Dataset rows for apps and sites:
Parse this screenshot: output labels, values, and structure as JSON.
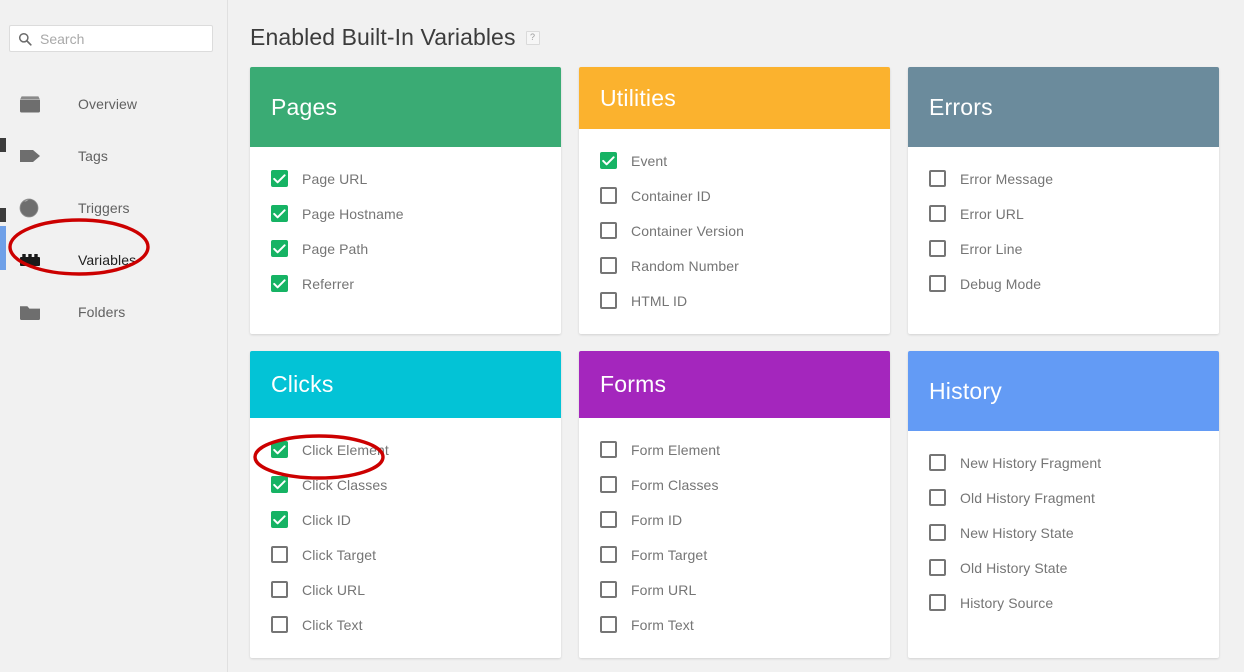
{
  "sidebar": {
    "search": {
      "placeholder": "Search",
      "value": "",
      "icon": "search-icon"
    },
    "items": [
      {
        "label": "Overview",
        "icon": "overview-box-icon",
        "active": false
      },
      {
        "label": "Tags",
        "icon": "tag-icon",
        "active": false
      },
      {
        "label": "Triggers",
        "icon": "trigger-circle-icon",
        "active": false
      },
      {
        "label": "Variables",
        "icon": "variables-brick-icon",
        "active": true
      },
      {
        "label": "Folders",
        "icon": "folder-icon",
        "active": false
      }
    ],
    "active_indicator_color": "#6fa0e8"
  },
  "main": {
    "title": "Enabled Built-In Variables",
    "help_badge": "?",
    "cards": [
      {
        "title": "Pages",
        "color": "#3aab74",
        "height_class": "h1",
        "options": [
          {
            "label": "Page URL",
            "checked": true
          },
          {
            "label": "Page Hostname",
            "checked": true
          },
          {
            "label": "Page Path",
            "checked": true
          },
          {
            "label": "Referrer",
            "checked": true
          }
        ]
      },
      {
        "title": "Utilities",
        "color": "#fbb22e",
        "height_class": "h1",
        "options": [
          {
            "label": "Event",
            "checked": true
          },
          {
            "label": "Container ID",
            "checked": false
          },
          {
            "label": "Container Version",
            "checked": false
          },
          {
            "label": "Random Number",
            "checked": false
          },
          {
            "label": "HTML ID",
            "checked": false
          }
        ]
      },
      {
        "title": "Errors",
        "color": "#6b8b9c",
        "height_class": "h1",
        "options": [
          {
            "label": "Error Message",
            "checked": false
          },
          {
            "label": "Error URL",
            "checked": false
          },
          {
            "label": "Error Line",
            "checked": false
          },
          {
            "label": "Debug Mode",
            "checked": false
          }
        ]
      },
      {
        "title": "Clicks",
        "color": "#03c3d6",
        "height_class": "h2",
        "options": [
          {
            "label": "Click Element",
            "checked": true
          },
          {
            "label": "Click Classes",
            "checked": true
          },
          {
            "label": "Click ID",
            "checked": true
          },
          {
            "label": "Click Target",
            "checked": false
          },
          {
            "label": "Click URL",
            "checked": false
          },
          {
            "label": "Click Text",
            "checked": false
          }
        ]
      },
      {
        "title": "Forms",
        "color": "#a426bd",
        "height_class": "h2",
        "options": [
          {
            "label": "Form Element",
            "checked": false
          },
          {
            "label": "Form Classes",
            "checked": false
          },
          {
            "label": "Form ID",
            "checked": false
          },
          {
            "label": "Form Target",
            "checked": false
          },
          {
            "label": "Form URL",
            "checked": false
          },
          {
            "label": "Form Text",
            "checked": false
          }
        ]
      },
      {
        "title": "History",
        "color": "#639bf5",
        "height_class": "h2",
        "options": [
          {
            "label": "New History Fragment",
            "checked": false
          },
          {
            "label": "Old History Fragment",
            "checked": false
          },
          {
            "label": "New History State",
            "checked": false
          },
          {
            "label": "Old History State",
            "checked": false
          },
          {
            "label": "History Source",
            "checked": false
          }
        ]
      }
    ]
  },
  "annotations": {
    "color": "#cc0000",
    "items": [
      {
        "target": "sidebar-item-variables",
        "shape": "ellipse"
      },
      {
        "target": "option-click-element",
        "shape": "ellipse"
      }
    ]
  },
  "theme": {
    "page_background": "#f1f1f1",
    "card_background": "#ffffff",
    "checkbox_checked": "#16b364",
    "checkbox_border": "#757575",
    "text_muted": "#757575"
  }
}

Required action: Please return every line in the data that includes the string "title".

Expected output:
    "title": "Enabled Built-In Variables",
        "title": "Pages",
        "title": "Utilities",
        "title": "Errors",
        "title": "Clicks",
        "title": "Forms",
        "title": "History",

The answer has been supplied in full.